Navigating the complexities of divorce is a challenge even in amicable breakups. The holidays can compound stress and anxiety especially when children are involved. Create a season of joy with the intention to break away from the drama of divorce for the sake of your children and your own mental wellness.
Take Control of Your Actions
The holidays are not a time for fighting. Call your own internal truce and refuse to engage in any negativity with your ex. Abolish tit-for-tat. If your ex is not willing to take these steps, you can still choose to keep the peace. Simply do not go there.
Simply Smile at Aggressive Texts and Emails – You cannot control the behavior of your ex, but you can control how you respond. Stop. Breathe. Smile knowing that you are in control of yourself and that you have set your boundary and will not be enmeshed in nasty communications.
Radically Take Care of Yourself – Take on only what you believe you are able to manage and no more. Be prepared to say ‘no’ to invitations that exceed your bandwidth. Choose wisely for yourself to travel or to host. Implement and stick to self-care habits including a good night’s sleep, eating well, and exercise. Fortify your mind with walks, books, and quiet time. My two favorite books are the Bible and The Power of Your Subconscious Mind by Joseph Murphy.

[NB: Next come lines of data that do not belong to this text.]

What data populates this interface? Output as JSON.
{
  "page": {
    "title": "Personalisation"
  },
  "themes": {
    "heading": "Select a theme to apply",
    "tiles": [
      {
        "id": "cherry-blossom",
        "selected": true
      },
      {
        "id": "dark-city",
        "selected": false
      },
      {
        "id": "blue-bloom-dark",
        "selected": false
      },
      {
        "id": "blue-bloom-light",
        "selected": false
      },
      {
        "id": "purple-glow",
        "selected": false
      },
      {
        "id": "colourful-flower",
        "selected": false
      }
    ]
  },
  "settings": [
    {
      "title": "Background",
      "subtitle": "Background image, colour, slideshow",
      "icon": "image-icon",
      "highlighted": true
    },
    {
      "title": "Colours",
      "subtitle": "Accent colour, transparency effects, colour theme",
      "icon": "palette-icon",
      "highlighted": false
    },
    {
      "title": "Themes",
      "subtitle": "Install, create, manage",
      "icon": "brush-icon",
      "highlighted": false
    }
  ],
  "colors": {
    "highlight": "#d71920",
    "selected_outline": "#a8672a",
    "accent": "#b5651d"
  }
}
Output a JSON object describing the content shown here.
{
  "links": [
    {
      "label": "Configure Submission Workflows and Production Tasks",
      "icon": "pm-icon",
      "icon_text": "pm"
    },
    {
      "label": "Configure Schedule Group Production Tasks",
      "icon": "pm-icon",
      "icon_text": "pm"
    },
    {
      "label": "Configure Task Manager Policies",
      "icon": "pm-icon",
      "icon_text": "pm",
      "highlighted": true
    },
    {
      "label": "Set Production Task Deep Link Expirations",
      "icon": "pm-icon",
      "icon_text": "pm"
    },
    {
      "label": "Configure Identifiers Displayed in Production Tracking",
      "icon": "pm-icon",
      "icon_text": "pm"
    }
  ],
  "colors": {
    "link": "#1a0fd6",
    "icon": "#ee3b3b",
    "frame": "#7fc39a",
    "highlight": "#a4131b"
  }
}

Give Yourself a Gift – This season don’t forget that really important person in your life – YOU! Head to the salon for a new hairstyle, manicure, or pedicure. Take the day off to have lunch with a friend. On a budget? Snuggle up with a book and a cup of hot chocolate, or meet your friend in the park with a brown bag lunch. Do something special for yourself!
Don’t Do it Alone – The holidays are not a time for self-isolation. Avoid falling into that emotional black hole by surrounding yourself with a strong network be it family, friends, school, or church. Lean into a licensed counselor if you are having trouble coping, and do the same for your child.
Create Lasting Holiday Memories
Divorce is hard on children as they grapple with emotions of ‘why’. Focus on relevant celebrations that bring you and your children together.
Decorate the House – Pull out your favorite decorations and throw a festive party with your child. Create new traditions such as baking cookies, threading popcorn garland, or making gingerbread houses. Play holiday music and dance around the house. Ask your child for ideas and include them as part of the planning.
Be Flexible – Your child may want to spend time with the other parent and flexibility is key. Depending on your divorce agreement, you may trade off holidays or share each holiday. Encourage your child every step of the way and forgo any guilt trips. If you do not spend the actual holiday with them, schedule a ‘special celebration’ before or after.
Manage Your Emotions – Don’t give place to negative thoughts and negative self-talk. On purpose, think about good things. Think about the gratitude you have for your children. Think about the gratitude you have for your family and your friends that have become your family. If you need to cry and if you need to feel sorry for yourself, give yourself a time limit. For example, give yourself two weeks to grieve the loss of what was and then mentally move on. Understand it is okay to give yourself time to be hurt, to be angry, and to be disappointed. The emphasis is on time, setting a time and date.
Consider the Whys – Thoughtfully consider why you would badmouth your ex-spouse to your children, and their other parent. Ask yourself why you would engage in the Spanish Inquisition when your children return from your ex or soon-to-be ex-spouse. There is no good reason for interrogating your children after their visit with the other parent. Thoughtfully consider why you would send menacing emails or texts complaining about why the children were tired in the morning because your ex didn’t put them to bed on time. There is no good reason for launching criticism of your ex via email and text.
Keep it Simple – Guilt is the quickest way to get caught up in the more-is-more frenzy. Spouses may compete to see who can buy more gifts or more expensive gifts. Don’t let the materialism of the holidays cause you to forget what the season is about. Set reasonable expectations for gift-giving and focus on quality time with your child.
Children become adults and what stays with them are memories, not things. Use this holiday season to create new memories that carry you and your children forward. Divorce during the holidays does not have to mean that every holiday thereafter will be a time of sorry. You alone have the power to make the choice for how you will approach the holidays.
Let Me Be Your Brave!
Mia Poppe, Esq.
Law Firm of Poppe & Associates, PLLC.